**Activity:**
Report every line below that carries the word "swatch".

**Data supplied:**
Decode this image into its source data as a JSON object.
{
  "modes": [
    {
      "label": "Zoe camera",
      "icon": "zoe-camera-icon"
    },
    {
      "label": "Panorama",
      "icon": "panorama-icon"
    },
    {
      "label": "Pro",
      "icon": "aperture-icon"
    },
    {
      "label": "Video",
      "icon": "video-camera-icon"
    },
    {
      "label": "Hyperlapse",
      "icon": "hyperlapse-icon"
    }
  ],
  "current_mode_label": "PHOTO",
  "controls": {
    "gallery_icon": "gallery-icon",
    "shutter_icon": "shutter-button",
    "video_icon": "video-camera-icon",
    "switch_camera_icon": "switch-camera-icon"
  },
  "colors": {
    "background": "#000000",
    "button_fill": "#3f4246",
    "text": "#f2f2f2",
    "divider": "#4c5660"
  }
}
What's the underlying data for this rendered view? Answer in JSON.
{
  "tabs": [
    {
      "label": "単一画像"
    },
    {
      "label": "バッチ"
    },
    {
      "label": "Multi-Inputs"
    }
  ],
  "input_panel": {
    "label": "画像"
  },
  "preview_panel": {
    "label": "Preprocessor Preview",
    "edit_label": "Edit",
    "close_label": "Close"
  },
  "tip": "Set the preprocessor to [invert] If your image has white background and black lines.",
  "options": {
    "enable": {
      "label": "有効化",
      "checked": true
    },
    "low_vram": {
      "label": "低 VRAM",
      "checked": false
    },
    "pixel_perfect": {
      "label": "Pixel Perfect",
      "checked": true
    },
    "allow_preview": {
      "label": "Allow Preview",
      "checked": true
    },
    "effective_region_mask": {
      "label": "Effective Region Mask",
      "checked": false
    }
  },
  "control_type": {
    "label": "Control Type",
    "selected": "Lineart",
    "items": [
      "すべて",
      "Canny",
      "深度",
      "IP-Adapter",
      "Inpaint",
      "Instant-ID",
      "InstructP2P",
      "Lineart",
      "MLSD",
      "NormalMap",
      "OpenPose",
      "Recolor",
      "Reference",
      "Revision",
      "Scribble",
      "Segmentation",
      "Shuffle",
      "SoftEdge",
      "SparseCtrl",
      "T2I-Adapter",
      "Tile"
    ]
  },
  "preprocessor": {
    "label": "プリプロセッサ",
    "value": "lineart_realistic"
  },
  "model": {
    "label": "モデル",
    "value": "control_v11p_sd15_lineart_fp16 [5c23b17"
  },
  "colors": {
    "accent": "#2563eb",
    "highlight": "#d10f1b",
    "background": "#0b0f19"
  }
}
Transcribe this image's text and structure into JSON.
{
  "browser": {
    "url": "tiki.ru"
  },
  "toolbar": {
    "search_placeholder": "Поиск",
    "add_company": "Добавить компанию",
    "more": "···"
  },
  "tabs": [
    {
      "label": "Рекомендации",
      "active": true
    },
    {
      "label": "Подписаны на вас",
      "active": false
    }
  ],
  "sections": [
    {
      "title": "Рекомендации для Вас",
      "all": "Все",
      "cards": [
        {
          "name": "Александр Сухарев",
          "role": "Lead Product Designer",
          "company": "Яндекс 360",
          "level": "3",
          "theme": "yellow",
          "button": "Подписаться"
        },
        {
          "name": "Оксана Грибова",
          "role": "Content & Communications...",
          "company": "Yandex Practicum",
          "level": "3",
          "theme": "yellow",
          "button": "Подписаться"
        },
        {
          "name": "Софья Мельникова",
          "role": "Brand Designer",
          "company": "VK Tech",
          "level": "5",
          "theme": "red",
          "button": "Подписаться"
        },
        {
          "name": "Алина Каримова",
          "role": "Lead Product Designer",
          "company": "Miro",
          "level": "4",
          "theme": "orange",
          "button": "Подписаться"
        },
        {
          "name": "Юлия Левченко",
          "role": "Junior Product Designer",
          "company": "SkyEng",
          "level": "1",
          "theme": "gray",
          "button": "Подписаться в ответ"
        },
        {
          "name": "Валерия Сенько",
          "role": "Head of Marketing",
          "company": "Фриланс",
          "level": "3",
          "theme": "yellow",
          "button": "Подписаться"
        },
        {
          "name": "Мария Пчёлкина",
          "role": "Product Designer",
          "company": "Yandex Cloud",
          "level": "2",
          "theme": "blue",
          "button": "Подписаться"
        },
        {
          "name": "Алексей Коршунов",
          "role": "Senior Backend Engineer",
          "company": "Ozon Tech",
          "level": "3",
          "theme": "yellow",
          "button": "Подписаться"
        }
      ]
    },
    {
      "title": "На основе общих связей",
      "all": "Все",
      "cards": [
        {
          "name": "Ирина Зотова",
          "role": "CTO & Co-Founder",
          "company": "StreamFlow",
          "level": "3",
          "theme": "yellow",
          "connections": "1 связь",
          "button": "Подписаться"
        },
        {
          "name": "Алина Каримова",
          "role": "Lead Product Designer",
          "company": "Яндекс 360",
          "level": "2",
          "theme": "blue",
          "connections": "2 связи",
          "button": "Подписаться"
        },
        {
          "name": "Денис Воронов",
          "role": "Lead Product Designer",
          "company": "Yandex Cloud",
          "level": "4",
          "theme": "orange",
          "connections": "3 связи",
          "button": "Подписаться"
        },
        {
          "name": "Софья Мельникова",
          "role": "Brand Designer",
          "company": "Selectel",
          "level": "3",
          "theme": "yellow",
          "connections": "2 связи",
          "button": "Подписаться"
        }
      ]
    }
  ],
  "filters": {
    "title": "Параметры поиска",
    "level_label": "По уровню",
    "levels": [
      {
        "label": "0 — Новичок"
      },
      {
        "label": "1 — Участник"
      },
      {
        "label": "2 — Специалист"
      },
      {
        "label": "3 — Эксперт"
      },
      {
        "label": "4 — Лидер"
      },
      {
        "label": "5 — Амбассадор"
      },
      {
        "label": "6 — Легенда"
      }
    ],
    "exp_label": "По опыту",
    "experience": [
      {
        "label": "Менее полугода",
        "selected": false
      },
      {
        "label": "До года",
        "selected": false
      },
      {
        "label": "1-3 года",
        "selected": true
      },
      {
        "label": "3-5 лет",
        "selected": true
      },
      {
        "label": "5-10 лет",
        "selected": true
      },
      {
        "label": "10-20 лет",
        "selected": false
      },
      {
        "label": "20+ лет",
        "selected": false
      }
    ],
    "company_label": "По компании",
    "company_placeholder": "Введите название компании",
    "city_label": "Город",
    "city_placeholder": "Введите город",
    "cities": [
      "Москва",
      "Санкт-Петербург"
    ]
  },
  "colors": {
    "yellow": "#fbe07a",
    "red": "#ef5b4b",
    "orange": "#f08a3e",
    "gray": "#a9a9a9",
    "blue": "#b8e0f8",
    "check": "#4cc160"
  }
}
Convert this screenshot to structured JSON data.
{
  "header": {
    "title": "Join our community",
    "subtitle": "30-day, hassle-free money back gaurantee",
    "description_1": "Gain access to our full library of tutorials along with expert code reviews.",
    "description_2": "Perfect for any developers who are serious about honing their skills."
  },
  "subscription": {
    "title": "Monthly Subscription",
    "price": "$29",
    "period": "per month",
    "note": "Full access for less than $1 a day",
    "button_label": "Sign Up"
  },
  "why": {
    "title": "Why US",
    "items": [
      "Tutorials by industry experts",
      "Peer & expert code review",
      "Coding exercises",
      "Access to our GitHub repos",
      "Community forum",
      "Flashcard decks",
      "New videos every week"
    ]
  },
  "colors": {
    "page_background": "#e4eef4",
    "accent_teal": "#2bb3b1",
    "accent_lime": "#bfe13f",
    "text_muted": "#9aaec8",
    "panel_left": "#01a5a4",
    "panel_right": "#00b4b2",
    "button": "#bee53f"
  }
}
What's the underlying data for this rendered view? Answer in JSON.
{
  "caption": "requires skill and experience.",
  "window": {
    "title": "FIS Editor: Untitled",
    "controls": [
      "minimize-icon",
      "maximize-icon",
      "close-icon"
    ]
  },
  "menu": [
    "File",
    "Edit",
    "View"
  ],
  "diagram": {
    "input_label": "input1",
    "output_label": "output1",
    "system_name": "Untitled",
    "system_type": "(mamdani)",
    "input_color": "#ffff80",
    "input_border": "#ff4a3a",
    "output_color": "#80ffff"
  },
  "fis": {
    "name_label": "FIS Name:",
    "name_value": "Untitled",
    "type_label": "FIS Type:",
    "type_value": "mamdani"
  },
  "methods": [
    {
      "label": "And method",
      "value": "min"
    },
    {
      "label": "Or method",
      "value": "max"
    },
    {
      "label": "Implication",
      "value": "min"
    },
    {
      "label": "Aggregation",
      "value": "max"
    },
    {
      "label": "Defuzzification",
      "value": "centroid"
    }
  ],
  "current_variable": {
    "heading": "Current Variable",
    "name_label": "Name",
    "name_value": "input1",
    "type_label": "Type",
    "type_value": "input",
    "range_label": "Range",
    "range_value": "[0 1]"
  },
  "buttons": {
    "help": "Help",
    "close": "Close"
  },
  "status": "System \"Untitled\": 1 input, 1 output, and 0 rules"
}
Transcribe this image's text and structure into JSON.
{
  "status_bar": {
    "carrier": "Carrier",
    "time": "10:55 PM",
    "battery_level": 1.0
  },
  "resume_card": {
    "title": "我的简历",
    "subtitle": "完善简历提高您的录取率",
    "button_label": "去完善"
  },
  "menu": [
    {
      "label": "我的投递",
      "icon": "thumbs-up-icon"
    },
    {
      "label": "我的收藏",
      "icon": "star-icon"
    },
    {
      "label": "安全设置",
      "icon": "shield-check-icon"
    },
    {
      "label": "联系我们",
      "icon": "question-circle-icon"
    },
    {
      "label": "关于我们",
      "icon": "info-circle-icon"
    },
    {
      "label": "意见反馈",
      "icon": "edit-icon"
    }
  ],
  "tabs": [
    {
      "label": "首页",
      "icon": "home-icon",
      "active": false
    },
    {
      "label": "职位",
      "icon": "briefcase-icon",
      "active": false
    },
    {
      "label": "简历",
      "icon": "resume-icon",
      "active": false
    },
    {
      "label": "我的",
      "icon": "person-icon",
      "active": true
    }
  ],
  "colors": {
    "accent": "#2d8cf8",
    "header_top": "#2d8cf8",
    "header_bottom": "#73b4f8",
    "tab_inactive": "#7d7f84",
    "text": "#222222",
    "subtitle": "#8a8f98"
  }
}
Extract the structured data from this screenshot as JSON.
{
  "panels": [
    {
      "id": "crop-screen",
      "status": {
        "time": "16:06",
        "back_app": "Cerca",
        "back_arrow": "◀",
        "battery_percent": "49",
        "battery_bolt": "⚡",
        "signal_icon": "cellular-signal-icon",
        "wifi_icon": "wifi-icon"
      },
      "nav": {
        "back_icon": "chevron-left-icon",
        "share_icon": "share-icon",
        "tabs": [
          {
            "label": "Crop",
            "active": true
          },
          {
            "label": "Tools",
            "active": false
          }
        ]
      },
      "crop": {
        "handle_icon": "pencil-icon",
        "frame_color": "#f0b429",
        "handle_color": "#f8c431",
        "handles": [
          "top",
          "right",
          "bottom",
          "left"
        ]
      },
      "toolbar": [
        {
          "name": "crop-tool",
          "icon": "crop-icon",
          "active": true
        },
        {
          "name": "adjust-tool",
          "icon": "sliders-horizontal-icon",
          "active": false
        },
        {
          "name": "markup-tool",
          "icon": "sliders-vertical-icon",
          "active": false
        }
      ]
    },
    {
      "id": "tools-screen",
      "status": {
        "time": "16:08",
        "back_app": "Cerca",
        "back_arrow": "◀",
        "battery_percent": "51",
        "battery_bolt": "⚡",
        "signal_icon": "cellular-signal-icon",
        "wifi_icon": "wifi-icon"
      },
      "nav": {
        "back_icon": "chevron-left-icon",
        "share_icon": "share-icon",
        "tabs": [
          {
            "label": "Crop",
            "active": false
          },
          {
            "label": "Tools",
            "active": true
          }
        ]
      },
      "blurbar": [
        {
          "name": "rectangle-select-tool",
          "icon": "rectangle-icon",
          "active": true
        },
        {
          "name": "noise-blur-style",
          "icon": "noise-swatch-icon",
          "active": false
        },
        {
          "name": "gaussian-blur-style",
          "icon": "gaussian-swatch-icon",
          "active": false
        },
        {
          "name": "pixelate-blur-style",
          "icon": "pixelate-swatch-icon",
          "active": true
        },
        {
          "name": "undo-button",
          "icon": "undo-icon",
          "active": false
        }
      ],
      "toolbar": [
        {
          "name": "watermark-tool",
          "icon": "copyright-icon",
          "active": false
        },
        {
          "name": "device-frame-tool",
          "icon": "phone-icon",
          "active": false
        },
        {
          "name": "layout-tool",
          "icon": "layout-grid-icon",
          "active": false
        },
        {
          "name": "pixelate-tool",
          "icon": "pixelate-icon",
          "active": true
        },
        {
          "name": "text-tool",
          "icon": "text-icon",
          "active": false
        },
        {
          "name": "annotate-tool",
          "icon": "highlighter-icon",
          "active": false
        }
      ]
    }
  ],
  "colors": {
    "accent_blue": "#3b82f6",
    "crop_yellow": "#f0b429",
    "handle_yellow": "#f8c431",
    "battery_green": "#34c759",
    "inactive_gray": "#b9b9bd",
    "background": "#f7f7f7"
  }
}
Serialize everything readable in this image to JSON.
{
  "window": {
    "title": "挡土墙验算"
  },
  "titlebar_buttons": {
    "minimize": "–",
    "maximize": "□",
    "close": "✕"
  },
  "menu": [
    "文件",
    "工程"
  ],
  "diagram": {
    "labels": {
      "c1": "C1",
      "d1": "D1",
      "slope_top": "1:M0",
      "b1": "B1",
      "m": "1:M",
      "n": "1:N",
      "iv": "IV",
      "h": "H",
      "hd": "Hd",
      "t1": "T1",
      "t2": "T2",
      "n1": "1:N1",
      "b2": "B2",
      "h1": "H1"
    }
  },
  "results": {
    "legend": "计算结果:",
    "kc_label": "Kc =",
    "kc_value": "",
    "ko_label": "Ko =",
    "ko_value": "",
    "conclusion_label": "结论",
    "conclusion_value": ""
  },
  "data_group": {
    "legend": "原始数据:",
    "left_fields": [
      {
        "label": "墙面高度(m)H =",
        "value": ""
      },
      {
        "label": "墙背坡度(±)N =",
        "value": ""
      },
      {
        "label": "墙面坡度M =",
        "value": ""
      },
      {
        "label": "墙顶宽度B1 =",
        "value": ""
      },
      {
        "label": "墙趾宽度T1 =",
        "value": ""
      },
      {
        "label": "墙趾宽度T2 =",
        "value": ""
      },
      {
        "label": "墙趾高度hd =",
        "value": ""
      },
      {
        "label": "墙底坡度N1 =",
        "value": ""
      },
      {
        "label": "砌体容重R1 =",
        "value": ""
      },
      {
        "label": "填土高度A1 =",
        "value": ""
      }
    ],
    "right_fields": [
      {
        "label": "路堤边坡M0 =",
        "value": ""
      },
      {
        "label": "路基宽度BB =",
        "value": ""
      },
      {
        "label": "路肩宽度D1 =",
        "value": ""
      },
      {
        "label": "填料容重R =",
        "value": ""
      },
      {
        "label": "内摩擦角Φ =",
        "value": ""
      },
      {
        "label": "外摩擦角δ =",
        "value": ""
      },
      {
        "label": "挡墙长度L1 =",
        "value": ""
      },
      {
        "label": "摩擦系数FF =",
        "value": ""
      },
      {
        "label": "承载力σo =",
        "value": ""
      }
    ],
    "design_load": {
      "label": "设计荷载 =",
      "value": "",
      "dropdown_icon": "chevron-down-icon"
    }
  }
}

**Problem solution:**
          "icon": "noise-swatch-icon",
          "icon": "gaussian-swatch-icon",
          "icon": "pixelate-swatch-icon",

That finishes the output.